**What you should do:** Where does the string "size" appear in the material? Copy each line that holds it.

*** Opening Data for this task ***

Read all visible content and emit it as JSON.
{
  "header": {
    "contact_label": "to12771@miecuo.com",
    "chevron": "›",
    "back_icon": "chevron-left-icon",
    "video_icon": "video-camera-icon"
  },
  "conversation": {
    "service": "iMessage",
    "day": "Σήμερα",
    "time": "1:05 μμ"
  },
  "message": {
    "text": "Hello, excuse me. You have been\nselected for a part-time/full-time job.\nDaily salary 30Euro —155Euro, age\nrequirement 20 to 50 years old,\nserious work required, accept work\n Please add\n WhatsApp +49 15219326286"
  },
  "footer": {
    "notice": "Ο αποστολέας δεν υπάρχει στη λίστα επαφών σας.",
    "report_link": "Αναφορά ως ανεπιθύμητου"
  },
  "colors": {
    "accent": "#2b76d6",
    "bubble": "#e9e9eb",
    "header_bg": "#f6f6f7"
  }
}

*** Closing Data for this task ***
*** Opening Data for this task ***

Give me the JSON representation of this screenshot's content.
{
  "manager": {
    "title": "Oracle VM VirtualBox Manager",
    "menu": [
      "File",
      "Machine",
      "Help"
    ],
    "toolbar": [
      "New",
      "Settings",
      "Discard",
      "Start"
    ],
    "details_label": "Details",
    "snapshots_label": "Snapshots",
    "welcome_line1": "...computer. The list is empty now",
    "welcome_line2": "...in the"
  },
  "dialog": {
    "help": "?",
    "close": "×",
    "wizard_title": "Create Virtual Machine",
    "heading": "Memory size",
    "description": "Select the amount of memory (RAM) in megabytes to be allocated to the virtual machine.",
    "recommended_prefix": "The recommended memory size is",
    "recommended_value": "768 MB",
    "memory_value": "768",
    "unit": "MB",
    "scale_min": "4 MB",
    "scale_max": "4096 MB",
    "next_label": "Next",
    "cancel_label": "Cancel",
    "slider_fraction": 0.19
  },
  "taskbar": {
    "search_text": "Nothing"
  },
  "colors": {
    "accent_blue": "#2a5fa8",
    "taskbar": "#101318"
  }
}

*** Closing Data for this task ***

**Answer box:**
    "heading": "Memory size",
    "recommended_prefix": "The recommended memory size is",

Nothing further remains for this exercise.